Why a Society

The answer to “why a society” is threefold.  First, we, those who have founded this particular society, need it for the sake of our souls. We think others might need it as well.  Second, we believe the Church needs – as she has often needed in the past – societies whose purpose it is to gather Christians who, faithful to the Church and her mission, are willing  in their secular vocations  and in their parish ministries, to live their lives in mutual accountability according to a specific and demanding rule of life. Finally, we believe the world needs such Christian societies. As a mission arm of the Church such societies can be powerful agents of social transformation through adhesion to the source of all life.

I. For Individuals

As individual Christians we are at sea in a world that is by now dogmatically secular and that is exerting enormous pressure on Christians to keep their faith private, unrelated either to the life of the mind or to the common good. It is a self-help tool, experiential and personal. Furthermore, our culture is not supportive of a life of discipline and commitment. We are encouraged to seek our own happiness at all costs as long as we don’t infringe on the rights of others. This pressure, added to our human propensity to rebellion against God, makes us prone to complacency, unbelief, living without roots.

We, the founders of the society, have recognized that only through constant exposure to the great mysteries of the sacraments, the scriptural proclamation of grace, and through bonds of affection and interdependency are we sustained and pushed forward in our life of faith, particularly in this culture.  A call to a life of worship as well as mentors and fellows that call us constantly to act wisely and think deeply create the possibility for personal transformation, which in turn enables us to act on our world.

It is our hope that the Society provides an intense alternative pressure to that which is being placed on us by our culture. We want to do so by committing ourselves to this life, one that presses towards faithfulness, the labor of the mind, leadership, and a life of Worship. If we as members commit ourselves to this in an intentional way we can exert this alternative pressure on others in the Church and the world with integrity as a body. Thus we need a Society to bind us to the life of the Church, and to one another, in a formal way, in order that we might in turn love others and lend them strength from the support we have received. We need a Society in order to help us to be accountable to a rule of life and rule of study that deepens the well of possibility in order that we might intoxicate others with the possibilities we perceive. We seek to remind the Church, and especially the young ‘before their leisure has been lost and their capacity for thought destroyed’ as T.S. Eliot put it, of our need for roots.

II. For the Church

The current culture of the Anglican Church of Canada is permeated with anxiety about its identity, validity and viability. This anxiety arises from a lack of trust in the providence of God. Furthermore, this anxiety has led the Church to capitulate to the secularization of our culture by developing reactionary doctrines based on political correctness ungrounded from the Creeds of the Ancient Church and the priority of  robust and confident Worship.

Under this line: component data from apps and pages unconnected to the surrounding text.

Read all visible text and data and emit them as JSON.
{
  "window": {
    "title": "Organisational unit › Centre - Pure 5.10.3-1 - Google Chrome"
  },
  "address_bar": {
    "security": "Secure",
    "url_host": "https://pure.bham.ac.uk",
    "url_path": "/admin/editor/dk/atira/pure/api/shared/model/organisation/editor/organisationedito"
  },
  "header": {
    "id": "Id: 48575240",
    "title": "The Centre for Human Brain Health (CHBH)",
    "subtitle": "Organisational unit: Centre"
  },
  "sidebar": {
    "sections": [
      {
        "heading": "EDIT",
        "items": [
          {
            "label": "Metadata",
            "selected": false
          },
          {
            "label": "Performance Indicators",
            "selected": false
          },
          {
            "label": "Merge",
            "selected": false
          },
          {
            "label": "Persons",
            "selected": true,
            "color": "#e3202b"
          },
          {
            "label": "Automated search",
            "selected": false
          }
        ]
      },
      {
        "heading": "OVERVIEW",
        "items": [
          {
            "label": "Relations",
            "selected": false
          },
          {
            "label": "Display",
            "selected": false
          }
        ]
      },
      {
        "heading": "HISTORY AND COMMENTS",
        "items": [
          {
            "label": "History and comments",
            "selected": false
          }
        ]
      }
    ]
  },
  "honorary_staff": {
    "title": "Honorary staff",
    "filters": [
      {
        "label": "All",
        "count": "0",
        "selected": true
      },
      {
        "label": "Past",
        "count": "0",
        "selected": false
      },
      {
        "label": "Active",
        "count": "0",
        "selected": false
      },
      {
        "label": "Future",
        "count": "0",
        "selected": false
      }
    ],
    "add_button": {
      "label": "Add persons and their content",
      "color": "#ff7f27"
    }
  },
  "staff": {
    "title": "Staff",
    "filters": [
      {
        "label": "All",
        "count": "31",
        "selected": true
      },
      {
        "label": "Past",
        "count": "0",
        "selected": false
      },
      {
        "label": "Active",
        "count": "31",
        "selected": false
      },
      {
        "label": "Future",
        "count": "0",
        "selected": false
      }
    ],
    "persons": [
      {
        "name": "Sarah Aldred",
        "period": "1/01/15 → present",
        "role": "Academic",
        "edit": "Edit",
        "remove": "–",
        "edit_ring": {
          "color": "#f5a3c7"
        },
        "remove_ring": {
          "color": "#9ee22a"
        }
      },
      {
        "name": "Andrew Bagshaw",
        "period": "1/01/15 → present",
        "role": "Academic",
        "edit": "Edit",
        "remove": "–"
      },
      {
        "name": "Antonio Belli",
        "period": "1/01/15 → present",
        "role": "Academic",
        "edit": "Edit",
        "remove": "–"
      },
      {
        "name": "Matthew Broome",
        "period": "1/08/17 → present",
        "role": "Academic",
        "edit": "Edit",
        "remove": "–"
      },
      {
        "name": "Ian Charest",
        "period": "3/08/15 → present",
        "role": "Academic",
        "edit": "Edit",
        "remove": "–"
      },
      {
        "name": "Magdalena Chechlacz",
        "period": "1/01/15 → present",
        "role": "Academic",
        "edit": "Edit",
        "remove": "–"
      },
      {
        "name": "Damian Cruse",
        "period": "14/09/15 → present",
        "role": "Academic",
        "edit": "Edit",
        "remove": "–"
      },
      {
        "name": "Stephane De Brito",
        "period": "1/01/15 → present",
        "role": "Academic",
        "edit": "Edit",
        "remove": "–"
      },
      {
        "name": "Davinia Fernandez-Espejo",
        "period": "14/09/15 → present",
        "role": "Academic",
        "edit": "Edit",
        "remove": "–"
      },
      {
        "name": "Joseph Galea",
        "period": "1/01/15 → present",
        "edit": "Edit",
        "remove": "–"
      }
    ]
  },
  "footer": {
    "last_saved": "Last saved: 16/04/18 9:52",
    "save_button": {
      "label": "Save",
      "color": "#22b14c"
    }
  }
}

In this anxious environment the Church uses bureaucracy, management and therapeutic models as controls in order to lessen its fear. However, these models, when used as patterns of control, consume massive amounts of time and energy which otherwise would have been spent on parish ministry. This becomes a vicious cycle to which none of us are immune, and which is increasingly difficult to resist due to the sheer exhaustion in leadership.

It is our hope that the Society is a mission generating prophetic energy to drive the church back towards her foundations. Reminding Her with fresh joy and profound love, through the simplicity of ardent participation in worship and a passion for the intellectual life of the church, of the transcendent Beauty of the Godhead who rules all of history. It is also our hope by standing this ground to be a beacon of light for young Christians seeking something suitably fierce to which to commit their lives.

III. For the World

Canadian social and political life, dominated by liberalism, either in the form of secular liberalism or religious neo-conservativism, has become largely managerial, procedural, and increasingly captive to single issue politics. These cultural phenomena lead those living within them to neglect the poetic “imagination of variousness and possibility, which implies the awareness of complexity and difficulty,” as the liberal critic Lionel Trilling once argued. We, as individuals and as the Church, need something powerful and intellectually deep enough to provide us with spiritually satisfying alternatives to the present consensus.

In our culture we need the Church and her members to be a place of possibility, particularly the possibility of social transformation A place that understands and acts on the understanding that things are possible, dreams are possible, vocations are possible and that re-evangelizing our culture is possible. This faith of possibility, rooted in Christ, is both individual and corporate. The world needs the Church to believe – and to act as if it believes – that the conversion of a soul and the re-evangelization of our cultural imaginaries is possible.

It is our hope that the Society will be a place of possibility.  We believe that a Society is an intense way of forming people that makes possible social transformation in the world. A Society recognizes our co-inherence in the body of Christ and in so doing it realizes (makes real) the bonds of affection that provide sustenance through the changes and chances of this world. Rooted in worship these bonds support the possibility of impacting the world.